Session Information

Category: Fluid, Electrolyte, and Acid-Base Disorders

  • 902 Fluid, Electrolyte, and Acid-Base Disorders: Clinical


  • Suchow, Kathryn Joanna, Ochsner Medical Center - New Orleans, New Orleans, Louisiana, United States
  • Kanduri, Swetha Rani, Ochsner Medical Center - New Orleans, New Orleans, Louisiana, United States
  • Velez, Juan Carlos Q., Ochsner Medical Center - New Orleans, New Orleans, Louisiana, United States

Patiromer is a calcium (Ca)-potassium (K) exchange resin approved for the treatment of hyperkalemia. Disorders of Ca or acid base balance were not reported in pre-approval clinical trials. Post-marketing, only 2 case reports of hypercalcemia associated with the use of patiromer have been recently published. We present a case of a patient with chronic kidney disease (CKD) with an unusual picture of hypercalcemia, metabolic alkalosis and hypokalemia upon intensification of patiromer dosing.

Case Description

A 56-year-old white man with CKD stage 4 (baseline creatinine 2.8 mg/dL) due to type 1 diabetes mellitus, proteinuria (1.5 g/g) and persistently high serum potassium (sK, 5.5 – 5.9 mEq/L) attributed to type 4 renal tubular acidosis was evaluated in clinic. Due to high risk of CKD progression, patiromer 8.4 g qd was prescribed to enable RAS blockade. Five months later, sK remained elevated at 5.0 mEq/L. Patiromer dosage was thus increased to 16.8 g qd. Three months later, sK fell to 4.1 mEq/L. Hence, patiromer was maintained at 16.8 g qd and irbesartan initiated.
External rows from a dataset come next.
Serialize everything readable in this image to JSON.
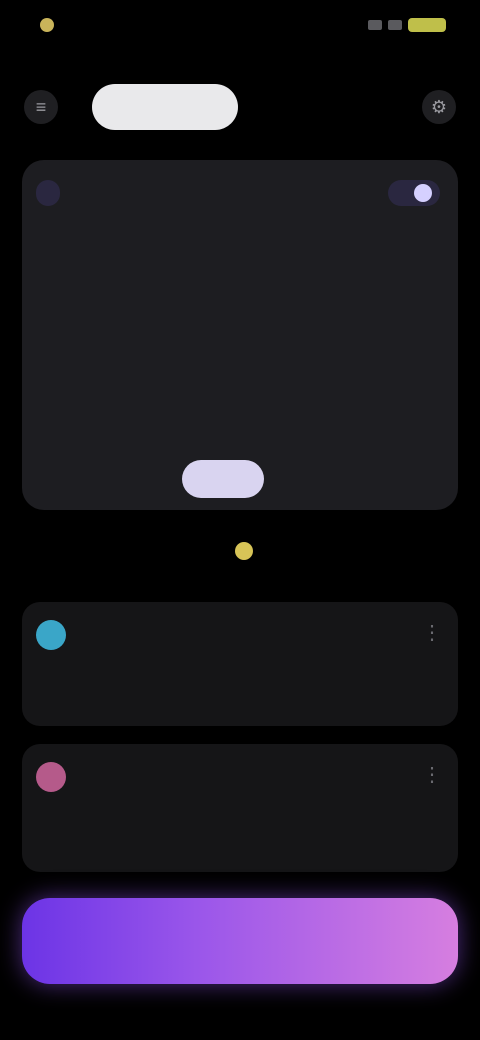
{
  "status_bar": {
    "time": "",
    "battery": ""
  },
  "top_bar": {
    "left_icon": "menu-icon",
    "right_icon": "settings-icon",
    "tabs": [
      {
        "label": "",
        "active": true
      },
      {
        "label": "",
        "active": false
      }
    ]
  },
  "feature_card": {
    "tag_left": "",
    "tag_right": "",
    "body": "",
    "meta_left": "",
    "meta_right": "",
    "prompt": "",
    "cta_label": ""
  },
  "section": {
    "title": "",
    "icon": "sparkle-icon"
  },
  "items": [
    {
      "title": "",
      "text": "",
      "avatar_color": "#3aa6c8",
      "icon": "more-icon"
    },
    {
      "title": "",
      "text": "",
      "avatar_color": "#b55a8a",
      "icon": "more-icon"
    }
  ],
  "bottom_button": {
    "label": ""
  },
  "colors": {
    "accent_start": "#6c34e6",
    "accent_end": "#d67ee0",
    "alert": "#b5384f"
  }
}
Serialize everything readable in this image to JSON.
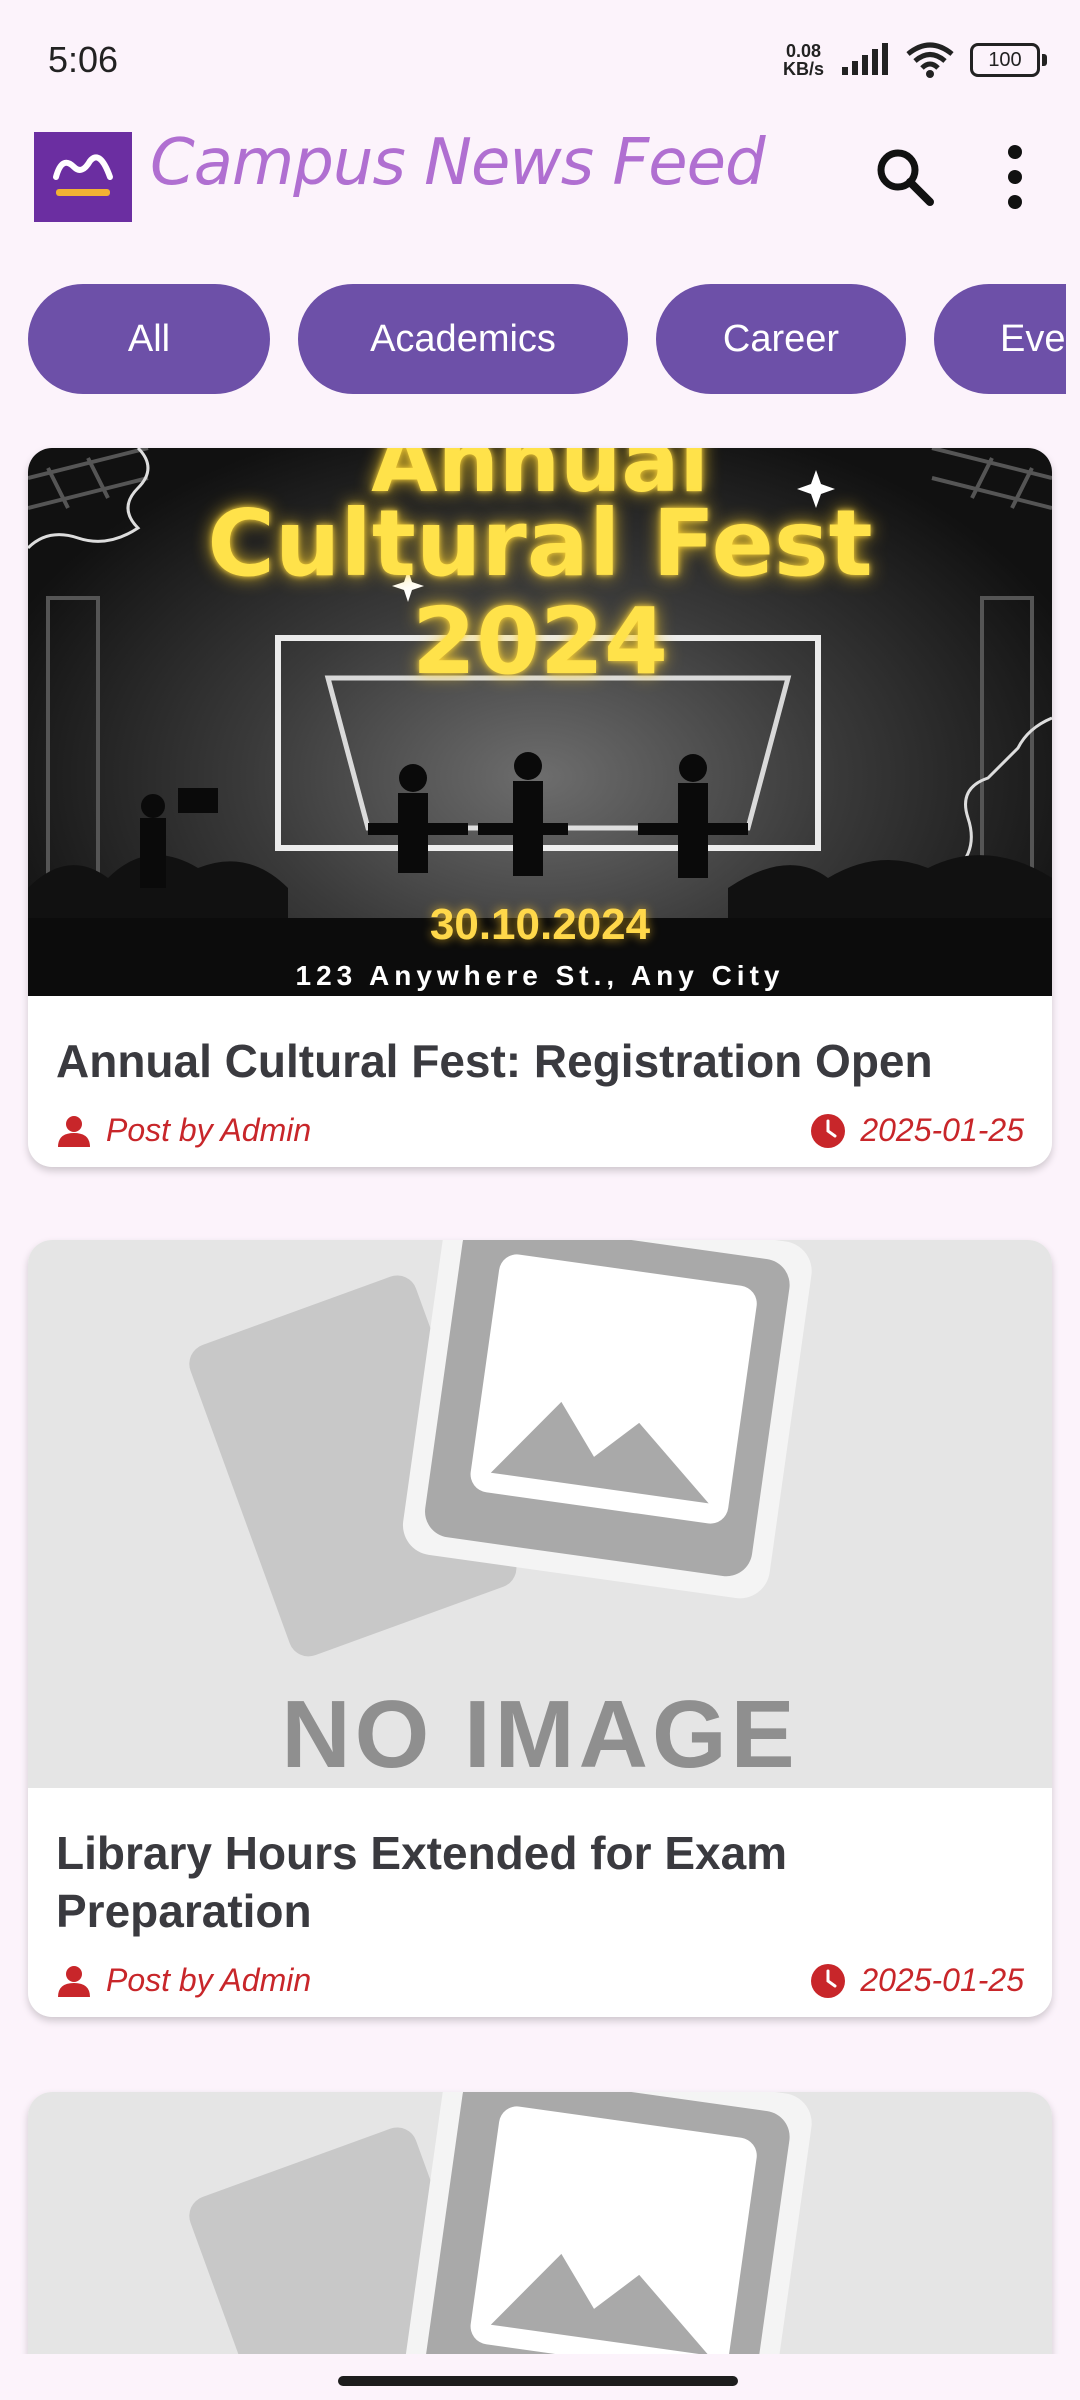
{
  "status": {
    "time": "5:06",
    "net_speed_value": "0.08",
    "net_speed_unit": "KB/s",
    "battery": "100"
  },
  "app": {
    "title": "Campus News Feed"
  },
  "chips": [
    "All",
    "Academics",
    "Career",
    "Events"
  ],
  "cards": [
    {
      "title": "Annual Cultural Fest: Registration Open",
      "author": "Post by Admin",
      "date": "2025-01-25",
      "image": {
        "line1": "Annual",
        "line2": "Cultural Fest",
        "line3": "2024",
        "date": "30.10.2024",
        "address": "123 Anywhere St., Any City"
      }
    },
    {
      "title": "Library Hours Extended for Exam Preparation",
      "author": "Post by Admin",
      "date": "2025-01-25",
      "image": {
        "placeholder": "NO IMAGE"
      }
    }
  ]
}
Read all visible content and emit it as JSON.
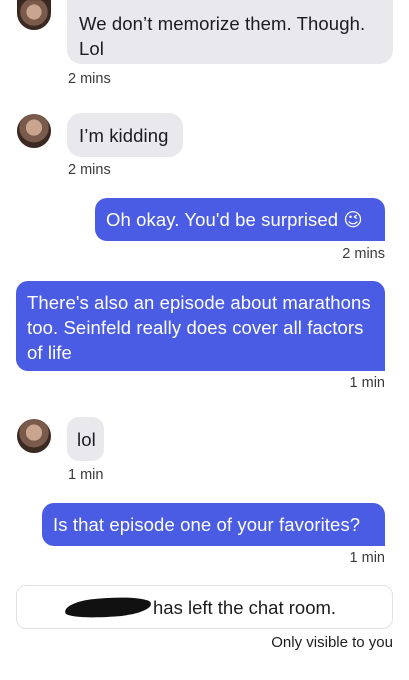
{
  "messages": [
    {
      "from": "other",
      "text": "We don’t memorize them. Though. Lol",
      "time": "2 mins"
    },
    {
      "from": "other",
      "text": "I’m kidding",
      "time": "2 mins"
    },
    {
      "from": "me",
      "text": "Oh okay. You'd be surprised 😉",
      "time": "2 mins"
    },
    {
      "from": "me",
      "text": "There's also an episode about marathons too. Seinfeld really does cover all factors of life",
      "time": "1 min"
    },
    {
      "from": "other",
      "text": "lol",
      "time": "1 min"
    },
    {
      "from": "me",
      "text": "Is that episode one of your favorites?",
      "time": "1 min"
    }
  ],
  "system_notice": {
    "text": "has left the chat room.",
    "visibility": "Only visible to you"
  },
  "colors": {
    "outgoing_bubble": "#4a5ce3",
    "incoming_bubble": "#e8e8ed",
    "redaction": "#111111"
  },
  "icons": [
    "avatar",
    "redaction-scribble"
  ]
}
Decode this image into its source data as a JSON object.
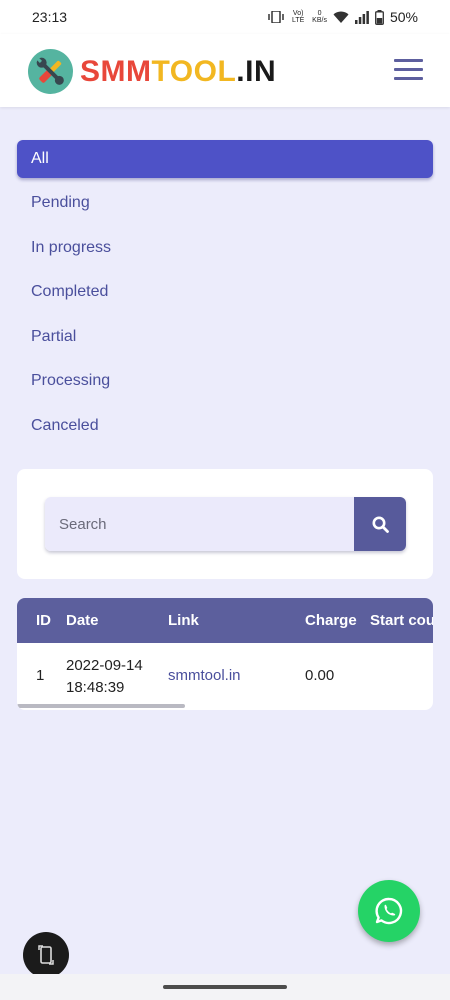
{
  "status": {
    "time": "23:13",
    "network_label": "Vo) LTE",
    "speed_value": "0",
    "speed_unit": "KB/s",
    "battery": "50%"
  },
  "brand": {
    "name_part1": "SMM",
    "name_part2": "TOOL",
    "name_part3": ".IN",
    "colors": {
      "red": "#e8473a",
      "yellow": "#f2b721",
      "dark": "#1a1a1a",
      "teal": "#55b4a0"
    }
  },
  "filters": [
    {
      "label": "All",
      "active": true
    },
    {
      "label": "Pending"
    },
    {
      "label": "In progress"
    },
    {
      "label": "Completed"
    },
    {
      "label": "Partial"
    },
    {
      "label": "Processing"
    },
    {
      "label": "Canceled"
    }
  ],
  "search": {
    "placeholder": "Search",
    "icon": "search-icon"
  },
  "table": {
    "columns": [
      "ID",
      "Date",
      "Link",
      "Charge",
      "Start cou"
    ],
    "rows": [
      {
        "id": "1",
        "date": "2022-09-14",
        "time": "18:48:39",
        "link": "smmtool.in",
        "charge": "0.00"
      }
    ]
  },
  "icons": {
    "whatsapp": "whatsapp-icon",
    "rotate": "rotate-screen-icon",
    "menu": "hamburger-menu-icon"
  },
  "theme": {
    "accent": "#4e52c7",
    "header_bar": "#5c5f9d",
    "background": "#ececfb",
    "whatsapp": "#25d366"
  }
}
At that time, corrected serum calcium (sCa) was 9.3 mg/dL and serum bicarbonate (sHCO3) 26 mEq/L. Five months later, routine laboratory tests revealed a sK 2.5 mEq/L, sCa 12.6 mg/dL and sHCO3 34 mEq/L. The patient denied recreational or over-the-counter drugs, diuretics or calcium supplements. Patiromer was discontinued. Thorough investigation (PTH, PTH-related peptide, 1,25-OH-vitamin D, 25-OH-vitamin D, TSH, serum protein electrophoresis, free light chains, cortisol and ACTH) was negative for other causes of hypercalcemia. Five days later, sK was 4.1 mEq/L, sCa 7.7 mg/dL and sHCO3 32 mmol/L.


Patiromer promotes gastrointestinal elimination of potassium by binding of the molecule to potassium in exchange for calcium. Increased in intestinal absorption of calcium results in hypercalciuria but not sustained hypercalcemia. The clinical course of our patient suggests that the increased dose of patiromer led to a profound exchange of calcium and potassium ions leading to hypercalcemia, iatrogenic hypokalemia and resulting metabolic alkalosis. The role of secondary hyperparathyroidism in this case remains unclear. We recommend cautious vigilance of patients receiving patiromer and undergoing dose escalation